It is one he manages with prayer and effort.

"You want to do what the Lord expects of you," he said. "You seek divine guidance and then you go to work. Get on your knees and pray, and stand on your feet and work."

To be the prophet means to surrender one's life to the work of the church and its members.

President Hinckley can no longer experience the world as others do. There are no ordinary trips to the mall, nor afternoon strolls through the beautifully manicured church gardens outside his office door.

"I can't. Everybody wants to shake hands wherever I go," President Hinckley said. "But you don't consider relative values. You accept where you are and you do the best you can."

Privately, Pearce says, her father has talked about the burden of leadership.

"He's quieter than he used to be," she said. "He talked once about how lonely it is at the top. We sense that in him."

The death of President Hinckley's wife, Marjorie Pay Hinckley, in 2004 also changed their father, the daughters say. The couple grew up together and were married 67 years.

"There is a sadness there that wasn't there before," Pearce said. "But he doesn't think he's done yet. He's still got work to do."

Religious leaders in Utah credit President Hinckley with cultivating a greater ecumenical spirit between Mormons and other faiths.

"There's a real readiness in both directions to come together for matters that concern us about life in the community," Catholic Bishop George Niederauer said. "It's entirely for the better."

Episcopal Bishop Carolyn Tanner Irish was raised Mormon and knew President Hinckley when she was a child. Irish and Walker took dance classes together, and President Hinckley drove them home after the lessons.

"He's become one of the more interesting and really generous souls that I know," Irish said. "He's worked very hard to encourage the church in the direction of acceptance of their neighbors."

President Hinckley acknowledges that during his tenure, the church has "in a very real sense come out of obscurity and darkness, and it's better understood and appreciated."

Wallace credits President Hinckley with opening the church to the news media. Before President Hinckley, Wallace had tried over a span of 20 years — and three church presidents — to secure an interview with the head of the Mormon church.

"He said come and ask me anything," said Wallace. "That was the beginning of a beautiful friendship."

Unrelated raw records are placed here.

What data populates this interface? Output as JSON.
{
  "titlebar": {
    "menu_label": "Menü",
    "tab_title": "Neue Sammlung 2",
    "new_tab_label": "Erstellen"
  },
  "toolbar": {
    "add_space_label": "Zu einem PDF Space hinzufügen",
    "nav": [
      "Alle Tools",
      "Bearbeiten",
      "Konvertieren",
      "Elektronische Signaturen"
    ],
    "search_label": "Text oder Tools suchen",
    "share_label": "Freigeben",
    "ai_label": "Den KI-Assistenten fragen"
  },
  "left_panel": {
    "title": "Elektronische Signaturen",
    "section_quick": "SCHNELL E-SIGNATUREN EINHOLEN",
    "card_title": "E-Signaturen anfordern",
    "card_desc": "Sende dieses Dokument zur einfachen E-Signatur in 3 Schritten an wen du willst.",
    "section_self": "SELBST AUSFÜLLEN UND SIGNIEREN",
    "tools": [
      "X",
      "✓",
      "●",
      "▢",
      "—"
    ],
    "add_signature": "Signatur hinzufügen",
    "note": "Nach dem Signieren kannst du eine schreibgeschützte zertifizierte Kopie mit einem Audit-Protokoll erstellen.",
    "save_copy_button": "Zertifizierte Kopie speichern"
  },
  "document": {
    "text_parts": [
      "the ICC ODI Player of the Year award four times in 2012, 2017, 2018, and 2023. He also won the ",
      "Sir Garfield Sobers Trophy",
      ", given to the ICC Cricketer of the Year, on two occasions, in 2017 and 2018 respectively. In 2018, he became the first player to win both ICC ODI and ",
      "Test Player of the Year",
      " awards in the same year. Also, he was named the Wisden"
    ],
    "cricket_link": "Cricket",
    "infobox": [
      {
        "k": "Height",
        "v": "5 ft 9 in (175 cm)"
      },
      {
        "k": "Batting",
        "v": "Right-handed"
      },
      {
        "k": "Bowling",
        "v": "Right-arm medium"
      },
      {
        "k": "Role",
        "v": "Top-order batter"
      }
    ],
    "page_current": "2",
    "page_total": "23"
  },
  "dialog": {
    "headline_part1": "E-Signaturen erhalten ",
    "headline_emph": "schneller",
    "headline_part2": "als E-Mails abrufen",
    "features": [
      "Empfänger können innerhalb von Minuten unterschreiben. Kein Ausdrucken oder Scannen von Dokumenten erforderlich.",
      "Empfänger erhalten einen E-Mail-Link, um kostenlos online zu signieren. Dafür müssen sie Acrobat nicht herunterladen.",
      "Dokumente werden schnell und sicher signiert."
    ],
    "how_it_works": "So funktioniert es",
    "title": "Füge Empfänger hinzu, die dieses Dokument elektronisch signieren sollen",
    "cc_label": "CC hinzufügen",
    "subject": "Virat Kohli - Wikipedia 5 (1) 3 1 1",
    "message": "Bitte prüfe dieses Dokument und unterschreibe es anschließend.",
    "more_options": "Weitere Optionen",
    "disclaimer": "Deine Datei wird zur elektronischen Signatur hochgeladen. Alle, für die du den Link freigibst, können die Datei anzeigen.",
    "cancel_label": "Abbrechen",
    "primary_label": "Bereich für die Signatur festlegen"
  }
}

The pair last saw each other in July when Wallace spoke at President Hinckley's 95th birthday celebration.

"I had a few things to say about him, and he cried," Wallace said. "I think he's the real deal."